(Dataset rows for apps and sites)
------

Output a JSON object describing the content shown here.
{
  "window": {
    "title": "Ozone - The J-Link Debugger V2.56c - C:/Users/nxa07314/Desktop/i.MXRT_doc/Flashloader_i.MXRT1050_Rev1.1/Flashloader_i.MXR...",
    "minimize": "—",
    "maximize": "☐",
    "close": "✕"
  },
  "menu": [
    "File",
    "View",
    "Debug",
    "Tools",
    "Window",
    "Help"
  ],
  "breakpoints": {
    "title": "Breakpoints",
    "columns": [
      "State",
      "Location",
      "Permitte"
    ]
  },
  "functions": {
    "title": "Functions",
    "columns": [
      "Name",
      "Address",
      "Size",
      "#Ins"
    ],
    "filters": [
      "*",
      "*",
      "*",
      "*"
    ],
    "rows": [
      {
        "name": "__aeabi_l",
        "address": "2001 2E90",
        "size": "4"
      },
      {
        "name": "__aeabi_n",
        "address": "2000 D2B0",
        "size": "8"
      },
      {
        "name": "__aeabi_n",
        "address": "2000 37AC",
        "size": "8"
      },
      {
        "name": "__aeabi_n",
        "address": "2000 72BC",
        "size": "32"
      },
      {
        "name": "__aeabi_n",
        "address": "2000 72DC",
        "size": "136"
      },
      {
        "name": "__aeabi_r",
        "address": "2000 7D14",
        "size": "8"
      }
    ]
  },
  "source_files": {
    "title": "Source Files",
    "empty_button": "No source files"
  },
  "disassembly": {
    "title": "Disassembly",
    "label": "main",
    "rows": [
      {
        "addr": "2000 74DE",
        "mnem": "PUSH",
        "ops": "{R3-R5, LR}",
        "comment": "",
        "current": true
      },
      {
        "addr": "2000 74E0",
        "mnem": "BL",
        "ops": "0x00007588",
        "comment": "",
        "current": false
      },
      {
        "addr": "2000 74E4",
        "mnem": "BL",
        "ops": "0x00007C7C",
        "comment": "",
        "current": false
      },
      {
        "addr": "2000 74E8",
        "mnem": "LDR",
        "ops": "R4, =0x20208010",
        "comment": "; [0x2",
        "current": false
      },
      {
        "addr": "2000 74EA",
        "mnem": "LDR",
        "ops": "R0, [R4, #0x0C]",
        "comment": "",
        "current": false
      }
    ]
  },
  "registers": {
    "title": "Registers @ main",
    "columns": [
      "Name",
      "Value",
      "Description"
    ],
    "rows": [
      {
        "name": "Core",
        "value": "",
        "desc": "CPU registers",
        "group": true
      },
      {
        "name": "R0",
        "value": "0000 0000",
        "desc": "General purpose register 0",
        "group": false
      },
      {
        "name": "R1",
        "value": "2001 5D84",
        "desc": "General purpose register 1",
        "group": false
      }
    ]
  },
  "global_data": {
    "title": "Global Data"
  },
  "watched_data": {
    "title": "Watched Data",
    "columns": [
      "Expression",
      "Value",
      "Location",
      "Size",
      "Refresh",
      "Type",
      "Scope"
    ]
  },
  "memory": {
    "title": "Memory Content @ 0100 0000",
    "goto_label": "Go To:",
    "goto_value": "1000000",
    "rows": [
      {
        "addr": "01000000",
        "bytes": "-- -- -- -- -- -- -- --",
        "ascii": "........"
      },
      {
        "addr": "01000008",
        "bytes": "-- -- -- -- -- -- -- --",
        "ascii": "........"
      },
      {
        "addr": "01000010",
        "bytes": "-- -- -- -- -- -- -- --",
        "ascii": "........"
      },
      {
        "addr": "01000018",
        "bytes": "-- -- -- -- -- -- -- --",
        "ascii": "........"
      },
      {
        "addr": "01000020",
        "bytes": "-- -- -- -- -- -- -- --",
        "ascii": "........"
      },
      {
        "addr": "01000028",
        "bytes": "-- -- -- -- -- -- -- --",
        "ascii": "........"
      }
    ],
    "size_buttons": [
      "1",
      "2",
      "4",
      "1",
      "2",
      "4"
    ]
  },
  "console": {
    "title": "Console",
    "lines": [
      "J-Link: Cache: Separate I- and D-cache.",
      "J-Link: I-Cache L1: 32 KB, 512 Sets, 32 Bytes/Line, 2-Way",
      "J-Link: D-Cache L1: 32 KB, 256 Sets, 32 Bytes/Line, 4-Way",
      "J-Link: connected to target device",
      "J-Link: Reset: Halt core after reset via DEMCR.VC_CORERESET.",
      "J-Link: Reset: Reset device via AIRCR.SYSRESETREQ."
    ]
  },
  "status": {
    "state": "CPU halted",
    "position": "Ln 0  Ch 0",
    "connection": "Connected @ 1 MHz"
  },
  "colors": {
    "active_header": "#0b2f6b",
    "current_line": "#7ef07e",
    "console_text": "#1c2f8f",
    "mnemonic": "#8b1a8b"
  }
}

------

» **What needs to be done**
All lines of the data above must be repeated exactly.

» **Solution for this problem**
Output a JSON object describing the content shown here.
{
  "window": {
    "title": "Ozone - The J-Link Debugger V2.56c - C:/Users/nxa07314/Desktop/i.MXRT_doc/Flashloader_i.MXRT1050_Rev1.1/Flashloader_i.MXR...",
    "minimize": "—",
    "maximize": "☐",
    "close": "✕"
  },
  "menu": [
    "File",
    "View",
    "Debug",
    "Tools",
    "Window",
    "Help"
  ],
  "breakpoints": {
    "title": "Breakpoints",
    "columns": [
      "State",
      "Location",
      "Permitte"
    ]
  },
  "functions": {
    "title": "Functions",
    "columns": [
      "Name",
      "Address",
      "Size",
      "#Ins"
    ],
    "filters": [
      "*",
      "*",
      "*",
      "*"
    ],
    "rows": [
      {
        "name": "__aeabi_l",
        "address": "2001 2E90",
        "size": "4"
      },
      {
        "name": "__aeabi_n",
        "address": "2000 D2B0",
        "size": "8"
      },
      {
        "name": "__aeabi_n",
        "address": "2000 37AC",
        "size": "8"
      },
      {
        "name": "__aeabi_n",
        "address": "2000 72BC",
        "size": "32"
      },
      {
        "name": "__aeabi_n",
        "address": "2000 72DC",
        "size": "136"
      },
      {
        "name": "__aeabi_r",
        "address": "2000 7D14",
        "size": "8"
      }
    ]
  },
  "source_files": {
    "title": "Source Files",
    "empty_button": "No source files"
  },
  "disassembly": {
    "title": "Disassembly",
    "label": "main",
    "rows": [
      {
        "addr": "2000 74DE",
        "mnem": "PUSH",
        "ops": "{R3-R5, LR}",
        "comment": "",
        "current": true
      },
      {
        "addr": "2000 74E0",
        "mnem": "BL",
        "ops": "0x00007588",
        "comment": "",
        "current": false
      },
      {
        "addr": "2000 74E4",
        "mnem": "BL",
        "ops": "0x00007C7C",
        "comment": "",
        "current": false
      },
      {
        "addr": "2000 74E8",
        "mnem": "LDR",
        "ops": "R4, =0x20208010",
        "comment": "; [0x2",
        "current": false
      },
      {
        "addr": "2000 74EA",
        "mnem": "LDR",
        "ops": "R0, [R4, #0x0C]",
        "comment": "",
        "current": false
      }
    ]
  },
  "registers": {
    "title": "Registers @ main",
    "columns": [
      "Name",
      "Value",
      "Description"
    ],
    "rows": [
      {
        "name": "Core",
        "value": "",
        "desc": "CPU registers",
        "group": true
      },
      {
        "name": "R0",
        "value": "0000 0000",
        "desc": "General purpose register 0",
        "group": false
      },
      {
        "name": "R1",
        "value": "2001 5D84",
        "desc": "General purpose register 1",
        "group": false
      }
    ]
  },
  "global_data": {
    "title": "Global Data"
  },
  "watched_data": {
    "title": "Watched Data",
    "columns": [
      "Expression",
      "Value",
      "Location",
      "Size",
      "Refresh",
      "Type",
      "Scope"
    ]
  },
  "memory": {
    "title": "Memory Content @ 0100 0000",
    "goto_label": "Go To:",
    "goto_value": "1000000",
    "rows": [
      {
        "addr": "01000000",
        "bytes": "-- -- -- -- -- -- -- --",
        "ascii": "........"
      },
      {
        "addr": "01000008",
        "bytes": "-- -- -- -- -- -- -- --",
        "ascii": "........"
      },
      {
        "addr": "01000010",
        "bytes": "-- -- -- -- -- -- -- --",
        "ascii": "........"
      },
      {
        "addr": "01000018",
        "bytes": "-- -- -- -- -- -- -- --",
        "ascii": "........"
      },
      {
        "addr": "01000020",
        "bytes": "-- -- -- -- -- -- -- --",
        "ascii": "........"
      },
      {
        "addr": "01000028",
        "bytes": "-- -- -- -- -- -- -- --",
        "ascii": "........"
      }
    ],
    "size_buttons": [
      "1",
      "2",
      "4",
      "1",
      "2",
      "4"
    ]
  },
  "console": {
    "title": "Console",
    "lines": [
      "J-Link: Cache: Separate I- and D-cache.",
      "J-Link: I-Cache L1: 32 KB, 512 Sets, 32 Bytes/Line, 2-Way",
      "J-Link: D-Cache L1: 32 KB, 256 Sets, 32 Bytes/Line, 4-Way",
      "J-Link: connected to target device",
      "J-Link: Reset: Halt core after reset via DEMCR.VC_CORERESET.",
      "J-Link: Reset: Reset device via AIRCR.SYSRESETREQ."
    ]
  },
  "status": {
    "state": "CPU halted",
    "position": "Ln 0  Ch 0",
    "connection": "Connected @ 1 MHz"
  },
  "colors": {
    "active_header": "#0b2f6b",
    "current_line": "#7ef07e",
    "console_text": "#1c2f8f",
    "mnemonic": "#8b1a8b"
  }
}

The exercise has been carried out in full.